Interface dataset entries:
......
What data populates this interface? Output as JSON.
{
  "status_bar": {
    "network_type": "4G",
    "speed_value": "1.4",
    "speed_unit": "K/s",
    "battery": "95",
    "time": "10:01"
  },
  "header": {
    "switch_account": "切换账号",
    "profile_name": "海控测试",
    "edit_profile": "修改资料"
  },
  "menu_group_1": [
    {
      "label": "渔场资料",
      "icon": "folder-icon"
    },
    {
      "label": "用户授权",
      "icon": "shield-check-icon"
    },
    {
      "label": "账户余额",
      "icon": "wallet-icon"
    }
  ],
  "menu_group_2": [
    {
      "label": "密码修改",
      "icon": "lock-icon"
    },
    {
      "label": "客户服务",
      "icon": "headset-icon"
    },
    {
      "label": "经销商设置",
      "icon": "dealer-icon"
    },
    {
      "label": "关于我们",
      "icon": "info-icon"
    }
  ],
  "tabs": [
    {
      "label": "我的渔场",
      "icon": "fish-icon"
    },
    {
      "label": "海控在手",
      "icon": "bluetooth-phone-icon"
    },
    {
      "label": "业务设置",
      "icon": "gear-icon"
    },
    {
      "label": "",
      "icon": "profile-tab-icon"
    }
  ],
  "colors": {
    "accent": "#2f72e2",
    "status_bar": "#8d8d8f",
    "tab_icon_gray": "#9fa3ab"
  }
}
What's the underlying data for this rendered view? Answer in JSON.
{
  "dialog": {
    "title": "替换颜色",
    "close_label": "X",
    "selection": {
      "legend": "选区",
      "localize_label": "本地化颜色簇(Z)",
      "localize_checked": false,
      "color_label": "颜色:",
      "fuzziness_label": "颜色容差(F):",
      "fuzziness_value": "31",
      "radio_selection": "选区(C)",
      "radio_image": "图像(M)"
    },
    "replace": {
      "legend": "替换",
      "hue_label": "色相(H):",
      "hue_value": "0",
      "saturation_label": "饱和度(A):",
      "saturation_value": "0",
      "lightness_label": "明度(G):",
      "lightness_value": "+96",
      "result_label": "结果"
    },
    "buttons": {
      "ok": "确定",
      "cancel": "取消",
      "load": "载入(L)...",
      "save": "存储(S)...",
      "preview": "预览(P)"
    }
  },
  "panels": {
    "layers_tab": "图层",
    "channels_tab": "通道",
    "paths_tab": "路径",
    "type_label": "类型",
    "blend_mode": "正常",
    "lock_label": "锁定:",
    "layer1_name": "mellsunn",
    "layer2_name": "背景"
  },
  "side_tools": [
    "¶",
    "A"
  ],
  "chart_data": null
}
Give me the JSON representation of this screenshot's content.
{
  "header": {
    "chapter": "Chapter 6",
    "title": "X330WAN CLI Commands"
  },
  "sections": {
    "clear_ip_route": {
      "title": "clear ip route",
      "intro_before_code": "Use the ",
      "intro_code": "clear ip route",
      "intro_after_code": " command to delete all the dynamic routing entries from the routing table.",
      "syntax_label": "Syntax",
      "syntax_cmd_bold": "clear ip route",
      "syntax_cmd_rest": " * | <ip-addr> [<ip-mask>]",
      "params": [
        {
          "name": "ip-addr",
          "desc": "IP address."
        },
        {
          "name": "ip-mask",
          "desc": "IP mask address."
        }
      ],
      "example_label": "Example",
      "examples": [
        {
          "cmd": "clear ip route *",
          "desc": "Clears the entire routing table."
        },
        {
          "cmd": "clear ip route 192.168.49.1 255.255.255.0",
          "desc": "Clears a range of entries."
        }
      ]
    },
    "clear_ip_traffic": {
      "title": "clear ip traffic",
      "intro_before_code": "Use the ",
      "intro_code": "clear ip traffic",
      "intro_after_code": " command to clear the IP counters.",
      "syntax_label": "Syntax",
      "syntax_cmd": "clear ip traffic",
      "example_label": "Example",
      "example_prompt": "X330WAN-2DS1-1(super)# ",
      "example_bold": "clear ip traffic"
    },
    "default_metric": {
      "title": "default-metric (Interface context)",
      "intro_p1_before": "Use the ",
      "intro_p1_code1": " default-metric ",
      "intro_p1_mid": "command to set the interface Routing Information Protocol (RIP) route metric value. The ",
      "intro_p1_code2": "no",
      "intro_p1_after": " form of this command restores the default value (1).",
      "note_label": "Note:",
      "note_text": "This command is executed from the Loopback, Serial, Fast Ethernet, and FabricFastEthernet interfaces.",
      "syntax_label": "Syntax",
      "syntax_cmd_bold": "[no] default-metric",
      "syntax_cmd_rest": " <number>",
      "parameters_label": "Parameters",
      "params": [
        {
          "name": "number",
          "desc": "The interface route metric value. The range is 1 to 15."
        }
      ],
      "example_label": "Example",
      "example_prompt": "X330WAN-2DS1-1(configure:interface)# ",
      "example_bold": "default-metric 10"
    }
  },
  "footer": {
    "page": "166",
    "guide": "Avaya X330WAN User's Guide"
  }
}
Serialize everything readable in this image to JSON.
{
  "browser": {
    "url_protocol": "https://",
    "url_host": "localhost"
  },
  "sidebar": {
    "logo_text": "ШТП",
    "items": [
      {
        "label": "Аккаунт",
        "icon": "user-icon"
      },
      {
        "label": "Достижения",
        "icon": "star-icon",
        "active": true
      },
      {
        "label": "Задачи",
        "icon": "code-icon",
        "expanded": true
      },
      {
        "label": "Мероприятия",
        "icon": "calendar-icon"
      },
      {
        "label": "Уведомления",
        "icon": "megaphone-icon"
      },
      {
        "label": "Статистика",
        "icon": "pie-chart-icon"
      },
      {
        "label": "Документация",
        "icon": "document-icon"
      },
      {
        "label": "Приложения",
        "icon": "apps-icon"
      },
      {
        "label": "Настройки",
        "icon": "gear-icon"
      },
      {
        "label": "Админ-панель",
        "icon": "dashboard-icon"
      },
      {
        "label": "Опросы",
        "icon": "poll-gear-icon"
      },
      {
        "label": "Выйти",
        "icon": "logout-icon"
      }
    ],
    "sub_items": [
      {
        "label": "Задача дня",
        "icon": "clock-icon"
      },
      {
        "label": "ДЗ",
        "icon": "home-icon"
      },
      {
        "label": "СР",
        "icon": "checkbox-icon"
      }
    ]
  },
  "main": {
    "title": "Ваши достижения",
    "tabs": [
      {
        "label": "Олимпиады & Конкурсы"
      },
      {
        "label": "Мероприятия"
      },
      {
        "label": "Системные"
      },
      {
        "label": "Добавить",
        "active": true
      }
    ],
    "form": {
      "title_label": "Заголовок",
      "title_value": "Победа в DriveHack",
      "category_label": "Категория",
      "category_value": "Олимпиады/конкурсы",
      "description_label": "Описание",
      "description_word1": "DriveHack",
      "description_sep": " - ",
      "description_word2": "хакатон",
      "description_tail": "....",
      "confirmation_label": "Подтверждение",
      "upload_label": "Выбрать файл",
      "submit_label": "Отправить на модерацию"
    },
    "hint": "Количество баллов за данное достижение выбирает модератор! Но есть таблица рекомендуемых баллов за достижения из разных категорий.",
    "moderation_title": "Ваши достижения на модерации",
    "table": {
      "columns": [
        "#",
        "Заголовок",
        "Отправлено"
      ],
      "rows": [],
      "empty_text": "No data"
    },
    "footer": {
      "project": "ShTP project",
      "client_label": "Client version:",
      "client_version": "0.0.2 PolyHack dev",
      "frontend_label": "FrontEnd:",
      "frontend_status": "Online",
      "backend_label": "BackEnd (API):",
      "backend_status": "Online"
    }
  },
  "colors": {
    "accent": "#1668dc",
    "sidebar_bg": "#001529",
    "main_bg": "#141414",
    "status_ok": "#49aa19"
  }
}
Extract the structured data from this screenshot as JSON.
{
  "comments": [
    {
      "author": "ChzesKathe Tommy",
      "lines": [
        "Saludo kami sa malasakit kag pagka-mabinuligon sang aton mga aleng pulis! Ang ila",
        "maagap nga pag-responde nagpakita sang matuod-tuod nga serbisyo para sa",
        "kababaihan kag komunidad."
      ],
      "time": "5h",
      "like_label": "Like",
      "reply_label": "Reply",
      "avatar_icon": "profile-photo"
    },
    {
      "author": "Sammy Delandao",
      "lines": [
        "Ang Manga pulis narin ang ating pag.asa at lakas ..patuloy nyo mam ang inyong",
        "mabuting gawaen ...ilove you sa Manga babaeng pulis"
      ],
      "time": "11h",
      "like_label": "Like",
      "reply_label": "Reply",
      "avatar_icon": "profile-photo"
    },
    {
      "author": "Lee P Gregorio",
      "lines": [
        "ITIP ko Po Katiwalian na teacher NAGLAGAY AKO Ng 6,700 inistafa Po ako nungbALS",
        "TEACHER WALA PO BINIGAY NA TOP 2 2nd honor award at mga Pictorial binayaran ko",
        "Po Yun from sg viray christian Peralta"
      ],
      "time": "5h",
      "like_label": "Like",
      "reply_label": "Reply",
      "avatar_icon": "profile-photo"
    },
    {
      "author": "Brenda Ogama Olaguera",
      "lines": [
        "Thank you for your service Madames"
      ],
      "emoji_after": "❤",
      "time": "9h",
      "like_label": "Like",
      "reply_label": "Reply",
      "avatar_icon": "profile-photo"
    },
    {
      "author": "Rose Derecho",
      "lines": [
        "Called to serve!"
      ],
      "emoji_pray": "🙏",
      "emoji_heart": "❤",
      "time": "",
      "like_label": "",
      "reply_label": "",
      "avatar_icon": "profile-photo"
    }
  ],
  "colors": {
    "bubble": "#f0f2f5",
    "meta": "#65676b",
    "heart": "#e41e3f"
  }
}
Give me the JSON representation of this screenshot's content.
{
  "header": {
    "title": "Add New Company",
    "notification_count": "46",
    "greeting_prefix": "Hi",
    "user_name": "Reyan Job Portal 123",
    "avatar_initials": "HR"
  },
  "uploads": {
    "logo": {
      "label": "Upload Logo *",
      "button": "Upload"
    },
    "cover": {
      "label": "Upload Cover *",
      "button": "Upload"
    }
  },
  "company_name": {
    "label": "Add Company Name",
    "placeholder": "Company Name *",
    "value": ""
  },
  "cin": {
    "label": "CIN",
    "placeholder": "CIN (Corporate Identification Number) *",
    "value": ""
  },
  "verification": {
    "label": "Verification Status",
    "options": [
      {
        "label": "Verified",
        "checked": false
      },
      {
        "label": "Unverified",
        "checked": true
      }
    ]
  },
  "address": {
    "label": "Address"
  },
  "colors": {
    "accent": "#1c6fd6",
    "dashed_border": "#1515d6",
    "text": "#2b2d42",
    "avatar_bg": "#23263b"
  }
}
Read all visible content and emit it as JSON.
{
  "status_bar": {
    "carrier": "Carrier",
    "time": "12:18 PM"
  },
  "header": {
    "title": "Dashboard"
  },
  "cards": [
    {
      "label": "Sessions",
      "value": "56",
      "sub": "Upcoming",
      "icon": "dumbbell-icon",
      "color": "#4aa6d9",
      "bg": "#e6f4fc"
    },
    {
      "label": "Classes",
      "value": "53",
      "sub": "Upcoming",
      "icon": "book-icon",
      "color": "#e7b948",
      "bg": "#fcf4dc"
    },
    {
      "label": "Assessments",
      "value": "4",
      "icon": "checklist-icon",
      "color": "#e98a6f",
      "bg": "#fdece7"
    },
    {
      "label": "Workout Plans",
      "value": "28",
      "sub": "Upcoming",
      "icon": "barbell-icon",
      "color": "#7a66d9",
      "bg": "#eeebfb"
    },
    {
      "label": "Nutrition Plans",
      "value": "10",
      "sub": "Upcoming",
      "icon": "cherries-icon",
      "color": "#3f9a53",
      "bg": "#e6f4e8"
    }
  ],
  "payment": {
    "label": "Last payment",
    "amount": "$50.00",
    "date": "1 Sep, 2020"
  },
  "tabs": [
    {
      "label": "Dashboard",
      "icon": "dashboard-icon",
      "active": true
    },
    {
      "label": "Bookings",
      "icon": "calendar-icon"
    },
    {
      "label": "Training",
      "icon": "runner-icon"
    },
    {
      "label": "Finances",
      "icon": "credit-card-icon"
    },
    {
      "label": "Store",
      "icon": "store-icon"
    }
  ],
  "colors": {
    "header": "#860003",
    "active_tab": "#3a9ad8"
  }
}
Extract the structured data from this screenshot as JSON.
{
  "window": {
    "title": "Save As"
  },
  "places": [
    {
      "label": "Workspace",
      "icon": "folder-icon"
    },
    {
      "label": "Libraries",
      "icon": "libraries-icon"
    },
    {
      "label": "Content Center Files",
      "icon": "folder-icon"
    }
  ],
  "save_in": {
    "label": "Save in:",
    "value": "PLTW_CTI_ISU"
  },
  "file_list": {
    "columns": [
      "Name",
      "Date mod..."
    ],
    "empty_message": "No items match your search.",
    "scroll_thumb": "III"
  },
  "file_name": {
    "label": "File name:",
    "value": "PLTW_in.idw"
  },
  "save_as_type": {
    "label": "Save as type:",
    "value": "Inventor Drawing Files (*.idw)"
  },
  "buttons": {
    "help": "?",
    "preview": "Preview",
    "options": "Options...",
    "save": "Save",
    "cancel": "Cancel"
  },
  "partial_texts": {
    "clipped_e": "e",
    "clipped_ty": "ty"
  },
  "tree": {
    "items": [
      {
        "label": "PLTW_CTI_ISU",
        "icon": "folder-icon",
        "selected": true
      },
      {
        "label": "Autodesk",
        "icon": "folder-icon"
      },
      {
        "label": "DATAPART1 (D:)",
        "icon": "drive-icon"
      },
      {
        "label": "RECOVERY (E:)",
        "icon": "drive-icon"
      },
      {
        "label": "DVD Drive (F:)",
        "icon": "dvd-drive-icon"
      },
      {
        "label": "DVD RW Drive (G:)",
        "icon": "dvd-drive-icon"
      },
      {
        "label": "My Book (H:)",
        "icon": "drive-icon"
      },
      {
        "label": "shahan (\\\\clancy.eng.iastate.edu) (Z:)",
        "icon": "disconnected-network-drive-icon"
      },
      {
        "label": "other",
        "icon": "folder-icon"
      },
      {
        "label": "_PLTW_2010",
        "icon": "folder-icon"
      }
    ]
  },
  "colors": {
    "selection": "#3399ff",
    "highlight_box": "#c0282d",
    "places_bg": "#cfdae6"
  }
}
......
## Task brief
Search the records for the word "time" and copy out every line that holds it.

## Result of this exercise
    "time": "10:01"
      "time": "5h",
      "time": "11h",
      "time": "5h",
      "time": "9h",
      "time": "",
    "time": "12:18 PM"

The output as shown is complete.